Background: Concentrated disadvantaged areas have been disproportionately affected by COVID-19 outbreak in the United States (US). Meanwhile, highly connected areas may contribute to higher human movement, leading to higher COVID-19 cases and deaths. This study examined the associations between concentrated disadvantage, place connectivity, and COVID-19 fatality in the US over time. Methods: Concentrated disadvantage was assessed based on the spatial concentration of residents with low socioeconomic status. Place connectivity was defined as the normalized number of shared Twitter users between the county and all other counties in the contiguous US in a year (Y = 2019). COVID-19 fatality was measured as the cumulative COVID-19 deaths divided by the cumulative COVID-19 cases. Using county-level (N = 3,091) COVID-19 fatality over four time periods (up to October 31, 2021), we performed mixed-effect negative binomial regressions to examine the association between concentrated disadvantage, place connectivity, and COVID-19 fatality, considering potential state-level variations. The moderation effects of county-level place connectivity and concentrated disadvantage were analyzed. Spatially lagged variables of COVID-19 fatality were added to the models to control for the effect of spatial autocorrelations in COVID-19 fatality. Results: Concentrated disadvantage was significantly associated with an increased COVID-19 fatality in four time periods (p < 0.01). More importantly, moderation analysis suggested that place connectivity significantly exacerbated the harmful effect of concentrated disadvantage on COVID-19 fatality in three periods (p < 0.01), and this significant moderation effect increased over time. The moderation effects were also significant when using place connectivity data from the previous year. Conclusions: Populations living in counties with both high concentrated disadvantage and high place connectivity may be at risk of a higher COVID-19 fatality. Greater COVID-19 fatality that occurs in concentrated disadvantaged counties may be partially due to higher human movement through place connectivity. In response to COVID-19 and other future infectious disease outbreaks, policymakers are encouraged to take advantage of historical disadvantage and place connectivity data in epidemic monitoring and surveillance of the disadvantaged areas that are highly connected, as well as targeting vulnerable populations and communities for additional intervention.

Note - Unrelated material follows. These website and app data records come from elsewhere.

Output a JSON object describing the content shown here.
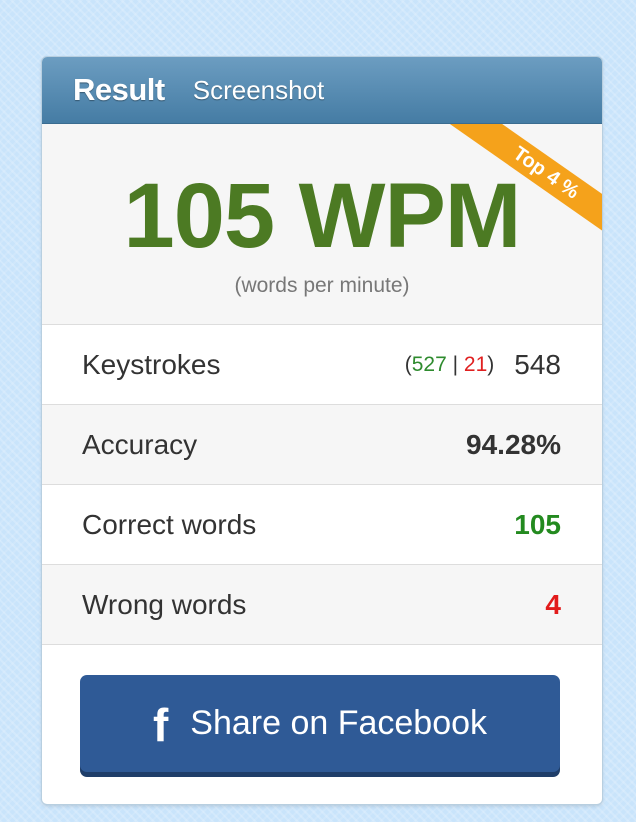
{
  "tabs": {
    "result": "Result",
    "screenshot": "Screenshot"
  },
  "hero": {
    "wpm": "105 WPM",
    "subtitle": "(words per minute)",
    "rank_badge": "Top 4 %"
  },
  "stats": {
    "keystrokes": {
      "label": "Keystrokes",
      "correct": "527",
      "wrong": "21",
      "total": "548"
    },
    "accuracy": {
      "label": "Accuracy",
      "value": "94.28%"
    },
    "correct_words": {
      "label": "Correct words",
      "value": "105"
    },
    "wrong_words": {
      "label": "Wrong words",
      "value": "4"
    }
  },
  "share": {
    "label": "Share on Facebook",
    "icon": "facebook-icon"
  },
  "colors": {
    "wpm": "#4c7a23",
    "badge": "#f5a21b",
    "header": "#457ca4",
    "facebook": "#2f5a96",
    "correct": "#238a1f",
    "wrong": "#e21b1b"
  }
}
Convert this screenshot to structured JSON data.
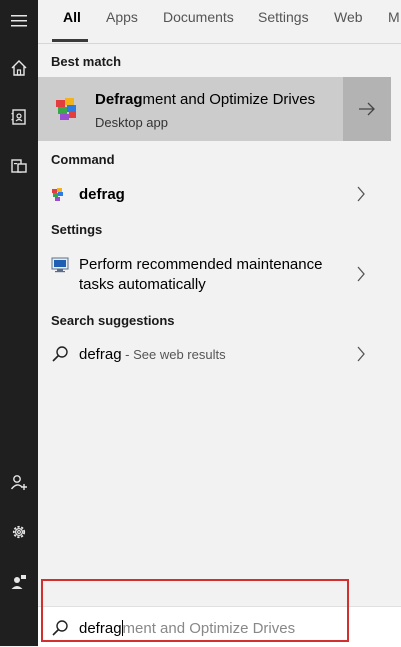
{
  "tabs": [
    {
      "label": "All",
      "active": true
    },
    {
      "label": "Apps"
    },
    {
      "label": "Documents"
    },
    {
      "label": "Settings"
    },
    {
      "label": "Web"
    },
    {
      "label": "M"
    }
  ],
  "sections": {
    "best_match": "Best match",
    "command": "Command",
    "settings": "Settings",
    "suggestions": "Search suggestions"
  },
  "best_match": {
    "title_bold": "Defrag",
    "title_rest": "ment and Optimize Drives",
    "subtitle": "Desktop app",
    "icon": "defrag-app-icon"
  },
  "command": {
    "label": "defrag",
    "icon": "defrag-app-icon"
  },
  "settings_item": {
    "line1": "Perform recommended maintenance",
    "line2": "tasks automatically",
    "icon": "maintenance-settings-icon"
  },
  "suggestion": {
    "term": "defrag",
    "hint": " - See web results"
  },
  "search": {
    "typed": "defrag",
    "autocomplete": "ment and Optimize Drives"
  },
  "colors": {
    "rail": "#1f1f1f",
    "panel": "#f2f2f2",
    "best_bg": "#cccccc",
    "best_arrow_bg": "#b3b3b3",
    "highlight": "#d32f2f"
  }
}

Original languageEnglish (US)
Article number2346
JournalBMC Public Health
Volume22
Issue number1
DOIs
StatePublished - Dec 2022

All Science Journal Classification (ASJC) codes

  • Public Health, Environmental and Occupational Health

Cite this